| The data |
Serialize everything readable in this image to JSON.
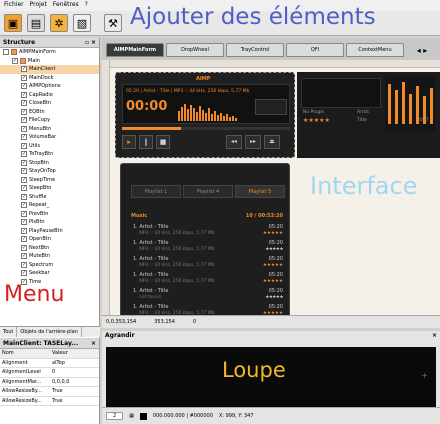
{
  "menubar": {
    "items": [
      "Fichier",
      "Projet",
      "Fenêtres",
      "?"
    ]
  },
  "overlay": {
    "title": "Ajouter des éléments",
    "interface": "Interface",
    "menu": "Menu",
    "loupe": "Loupe"
  },
  "structure": {
    "title": "Structure",
    "items": [
      {
        "label": "AIMPMainForm",
        "indent": 0,
        "checked": false,
        "icon": true
      },
      {
        "label": "Main",
        "indent": 1,
        "checked": true,
        "icon": true
      },
      {
        "label": "MainClient",
        "indent": 2,
        "checked": true,
        "selected": true
      },
      {
        "label": "MainDock",
        "indent": 2,
        "checked": true
      },
      {
        "label": "AIMPOptions",
        "indent": 2,
        "checked": true
      },
      {
        "label": "CapRadio",
        "indent": 2,
        "checked": true
      },
      {
        "label": "CloseBtn",
        "indent": 2,
        "checked": true
      },
      {
        "label": "EQBtn",
        "indent": 2,
        "checked": true
      },
      {
        "label": "FileCopy",
        "indent": 2,
        "checked": true
      },
      {
        "label": "MenuBtn",
        "indent": 2,
        "checked": true
      },
      {
        "label": "VolumeBar",
        "indent": 2,
        "checked": true
      },
      {
        "label": "Utils",
        "indent": 2,
        "checked": true
      },
      {
        "label": "ToTrayBtn",
        "indent": 2,
        "checked": true
      },
      {
        "label": "StopBtn",
        "indent": 2,
        "checked": true
      },
      {
        "label": "StayOnTop",
        "indent": 2,
        "checked": true
      },
      {
        "label": "SleepTime",
        "indent": 2,
        "checked": true
      },
      {
        "label": "SleepBtn",
        "indent": 2,
        "checked": true
      },
      {
        "label": "Shuffle",
        "indent": 2,
        "checked": true
      },
      {
        "label": "Repeat_",
        "indent": 2,
        "checked": true
      },
      {
        "label": "PrevBtn",
        "indent": 2,
        "checked": true
      },
      {
        "label": "PlsBtn",
        "indent": 2,
        "checked": true
      },
      {
        "label": "PlayPauseBtn",
        "indent": 2,
        "checked": true
      },
      {
        "label": "OpenBtn",
        "indent": 2,
        "checked": true
      },
      {
        "label": "NextBtn",
        "indent": 2,
        "checked": true
      },
      {
        "label": "MuteBtn",
        "indent": 2,
        "checked": true
      },
      {
        "label": "Spectrum",
        "indent": 2,
        "checked": true
      },
      {
        "label": "Seekbar",
        "indent": 2,
        "checked": true
      },
      {
        "label": "Time",
        "indent": 2,
        "checked": true
      }
    ],
    "tabs": [
      "Tout",
      "Objets de l'arrière-plan"
    ]
  },
  "props": {
    "title": "MainClient: TASELay...",
    "headers": [
      "Nom",
      "Valeur"
    ],
    "rows": [
      {
        "name": "Alignment",
        "value": "alTop"
      },
      {
        "name": "AlignmentLevel",
        "value": "0"
      },
      {
        "name": "AlignmentMar...",
        "value": "0,0,0,0"
      },
      {
        "name": "AllowResizeBy...",
        "value": "True"
      },
      {
        "name": "AllowResizeBy...",
        "value": "True"
      }
    ]
  },
  "formtabs": [
    "AIMPMainForm",
    "DropWheel",
    "TrayControl",
    "QFI",
    "ContextMenu"
  ],
  "player": {
    "title": "AIMP",
    "info": "05:20 | Artist - Title | MP3 :: 44 kHz, 256 kbps, 5,77 Mb",
    "time": "00:00",
    "rating_label": "Title",
    "pl_info": "No Plugin",
    "artist": "Artist",
    "year": "2007"
  },
  "playlist": {
    "tabs": [
      "Playlist 1",
      "Playlist 4",
      "Playlist 5"
    ],
    "group": "Music",
    "group_info": "10 / 00:53:20",
    "tracks": [
      {
        "title": "1. Artist - Title",
        "time": "05:20",
        "sub": "MP3 :: 44 kHz, 256 kbps, 5,77 Mb"
      },
      {
        "title": "1. Artist - Title",
        "time": "05:20",
        "sub": "MP3 :: 44 kHz, 256 kbps, 5,77 Mb"
      },
      {
        "title": "1. Artist - Title",
        "time": "05:20",
        "sub": "MP3 :: 44 kHz, 256 kbps, 5,77 Mb"
      },
      {
        "title": "1. Artist - Title",
        "time": "05:20",
        "sub": "MP3 :: 44 kHz, 256 kbps, 5,77 Mb"
      },
      {
        "title": "1. Artist - Title",
        "time": "05:20",
        "sub": "not found"
      },
      {
        "title": "1. Artist - Title",
        "time": "05:20",
        "sub": "MP3 :: 44 kHz, 256 kbps, 5,77 Mb"
      }
    ]
  },
  "statusbar": {
    "pos": "0,0,353,154",
    "size": "353,154",
    "count": "0"
  },
  "agrandir": {
    "title": "Agrandir"
  },
  "bottombar": {
    "zoom": "2",
    "color": "000.000.000 | #000000",
    "coords": "X: 999, Y: 347"
  },
  "colors": {
    "accent": "#f08a2a",
    "title_overlay": "#4d5fc7",
    "interface": "#9ed8f0",
    "menu": "#d72020",
    "loupe": "#f2b92c"
  }
}
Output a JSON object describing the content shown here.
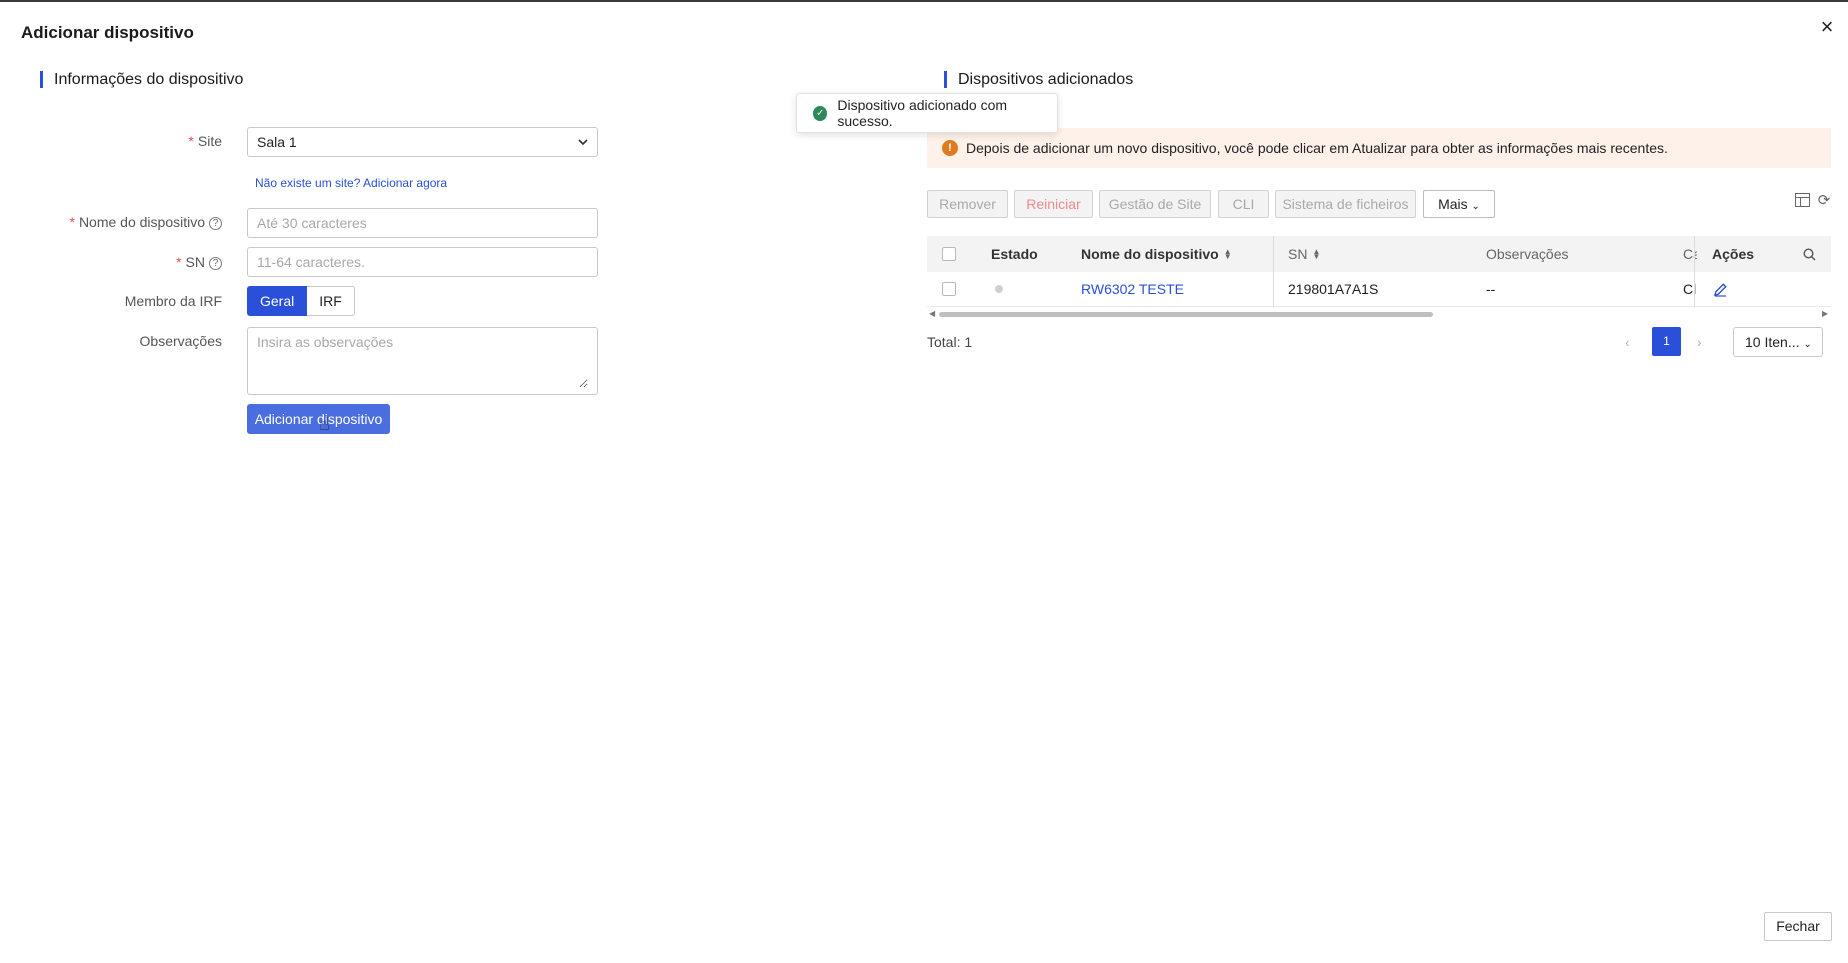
{
  "dialog": {
    "title": "Adicionar dispositivo",
    "close_icon": "×",
    "close_button": "Fechar"
  },
  "left": {
    "section_title": "Informações do dispositivo",
    "site": {
      "label": "Site",
      "value": "Sala 1"
    },
    "no_site_link": "Não existe um site? Adicionar agora",
    "device_name": {
      "label": "Nome do dispositivo",
      "placeholder": "Até 30 caracteres"
    },
    "sn": {
      "label": "SN",
      "placeholder": "11-64 caracteres."
    },
    "irf": {
      "label": "Membro da IRF",
      "options": [
        "Geral",
        "IRF"
      ],
      "selected": "Geral"
    },
    "notes": {
      "label": "Observações",
      "placeholder": "Insira as observações"
    },
    "add_button": "Adicionar dispositivo"
  },
  "toast": {
    "message": "Dispositivo adicionado com sucesso."
  },
  "right": {
    "section_title": "Dispositivos adicionados",
    "alert": "Depois de adicionar um novo dispositivo, você pode clicar em Atualizar para obter as informações mais recentes.",
    "toolbar": {
      "remove": "Remover",
      "restart": "Reiniciar",
      "site_mgmt": "Gestão de Site",
      "cli": "CLI",
      "filesystem": "Sistema de ficheiros",
      "more": "Mais"
    },
    "table": {
      "headers": {
        "status": "Estado",
        "name": "Nome do dispositivo",
        "sn": "SN",
        "notes": "Observações",
        "ca": "Ca",
        "actions": "Ações"
      },
      "rows": [
        {
          "name": "RW6302 TESTE",
          "sn": "219801A7A1S",
          "notes": "--",
          "ca": "Cl"
        }
      ]
    },
    "pagination": {
      "total": "Total: 1",
      "current": "1",
      "page_size": "10 Iten..."
    }
  },
  "colors": {
    "accent": "#2a4fd9",
    "danger": "#e34d59",
    "success": "#2b8a57",
    "warning": "#e07a1f"
  }
}
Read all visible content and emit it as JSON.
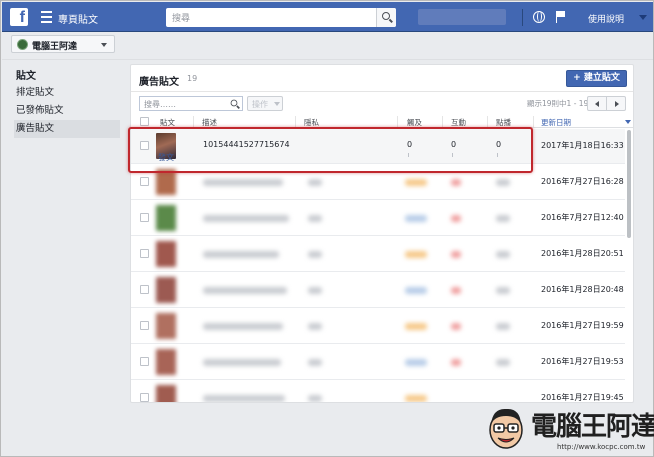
{
  "topbar": {
    "logo_letter": "f",
    "title": "專頁貼文",
    "search_placeholder": "搜尋",
    "help_link": "使用說明"
  },
  "page_selector": {
    "page_name": "電腦王阿達"
  },
  "sidebar": {
    "heading": "貼文",
    "items": [
      {
        "label": "排定貼文",
        "active": false
      },
      {
        "label": "已發佈貼文",
        "active": false
      },
      {
        "label": "廣告貼文",
        "active": true
      }
    ]
  },
  "panel": {
    "title": "廣告貼文",
    "count": "19",
    "create_button": "+ 建立貼文",
    "search_placeholder": "搜尋……",
    "actions_button": "操作",
    "pager_text": "顯示19則中1 - 19"
  },
  "table": {
    "columns": [
      "貼文",
      "描述",
      "隱私",
      "觸及",
      "互動",
      "點播",
      "更新日期"
    ],
    "rows": [
      {
        "thumb_label": "發文",
        "description": "10154441527715674",
        "reach": "0",
        "engagement": "0",
        "clicks": "0",
        "updated": "2017年1月18日16:33"
      },
      {
        "updated": "2016年7月27日16:28"
      },
      {
        "updated": "2016年7月27日12:40"
      },
      {
        "updated": "2016年1月28日20:51"
      },
      {
        "updated": "2016年1月28日20:48"
      },
      {
        "updated": "2016年1月27日19:59"
      },
      {
        "updated": "2016年1月27日19:53"
      },
      {
        "updated": "2016年1月27日19:45"
      }
    ]
  },
  "watermark": {
    "title": "電腦王阿達",
    "url": "http://www.kocpc.com.tw"
  },
  "colors": {
    "brand": "#4267b2",
    "highlight": "#c0272d"
  }
}
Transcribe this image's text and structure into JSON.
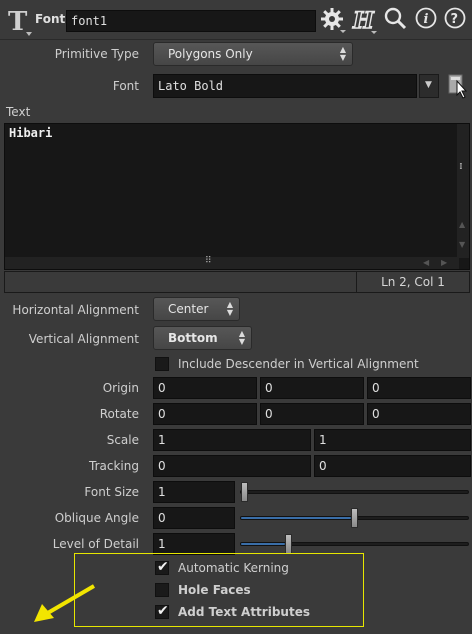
{
  "header": {
    "node_type": "Font",
    "node_name": "font1"
  },
  "params": {
    "primitive_type": {
      "label": "Primitive Type",
      "value": "Polygons Only"
    },
    "font": {
      "label": "Font",
      "value": "Lato Bold"
    },
    "text": {
      "label": "Text",
      "value": "Hibari",
      "status": "Ln 2, Col 1"
    },
    "horizontal_alignment": {
      "label": "Horizontal Alignment",
      "value": "Center"
    },
    "vertical_alignment": {
      "label": "Vertical Alignment",
      "value": "Bottom"
    },
    "include_descender": {
      "label": "Include Descender in Vertical Alignment",
      "checked": false
    },
    "origin": {
      "label": "Origin",
      "values": [
        "0",
        "0",
        "0"
      ]
    },
    "rotate": {
      "label": "Rotate",
      "values": [
        "0",
        "0",
        "0"
      ]
    },
    "scale": {
      "label": "Scale",
      "values": [
        "1",
        "1"
      ]
    },
    "tracking": {
      "label": "Tracking",
      "values": [
        "0",
        "0"
      ]
    },
    "font_size": {
      "label": "Font Size",
      "value": "1",
      "slider_fraction": 0.0
    },
    "oblique_angle": {
      "label": "Oblique Angle",
      "value": "0",
      "slider_fraction": 0.5
    },
    "level_of_detail": {
      "label": "Level of Detail",
      "value": "1",
      "slider_fraction": 0.2
    },
    "automatic_kerning": {
      "label": "Automatic Kerning",
      "checked": true
    },
    "hole_faces": {
      "label": "Hole Faces",
      "checked": false
    },
    "add_text_attributes": {
      "label": "Add Text Attributes",
      "checked": true
    }
  },
  "icons": [
    "font-node-icon",
    "gear-icon",
    "houdini-help-icon",
    "search-icon",
    "info-icon",
    "help-icon",
    "file-browse-icon",
    "dropdown-arrow-icon"
  ],
  "colors": {
    "highlight_box": "#e6e600",
    "arrow": "#f2e500",
    "slider_fill": "#3a6ea8"
  }
}
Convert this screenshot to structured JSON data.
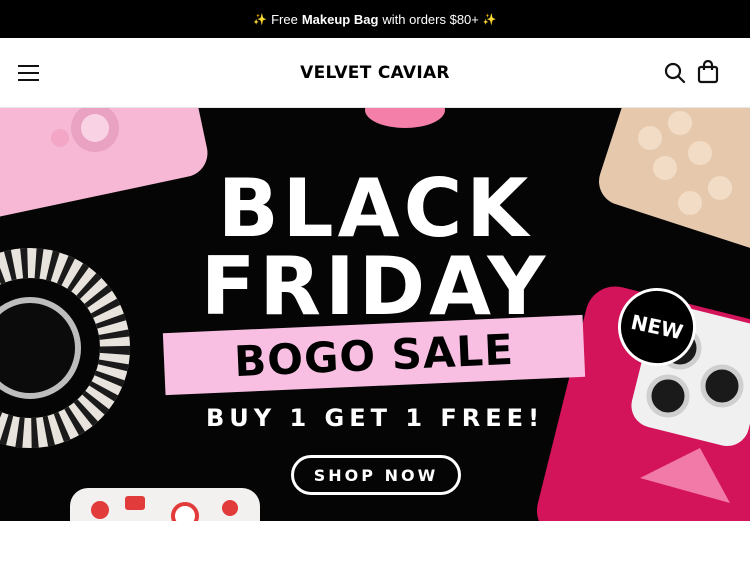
{
  "announcement": {
    "prefix": "Free",
    "highlight": "Makeup Bag",
    "suffix": "with orders $80+",
    "sparkle": "✨"
  },
  "header": {
    "brand": "VELVET CAVIAR",
    "menu_icon": "hamburger-menu-icon",
    "search_icon": "search-icon",
    "cart_icon": "shopping-bag-icon"
  },
  "hero": {
    "headline_line1": "BLACK",
    "headline_line2": "FRIDAY",
    "sale_label": "BOGO SALE",
    "subheadline": "BUY 1 GET 1 FREE!",
    "cta_label": "SHOP NOW",
    "badge": "NEW"
  },
  "colors": {
    "announcement_bg": "#000000",
    "hero_bg": "#050505",
    "sale_banner_pink": "#f8bfe2",
    "case_hot_pink": "#d4145a"
  }
}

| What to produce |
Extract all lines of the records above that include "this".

| Task output |
Serialize everything readable in this image to JSON.
Transcribe this image's text and structure into JSON.
Convert this screenshot to structured JSON data.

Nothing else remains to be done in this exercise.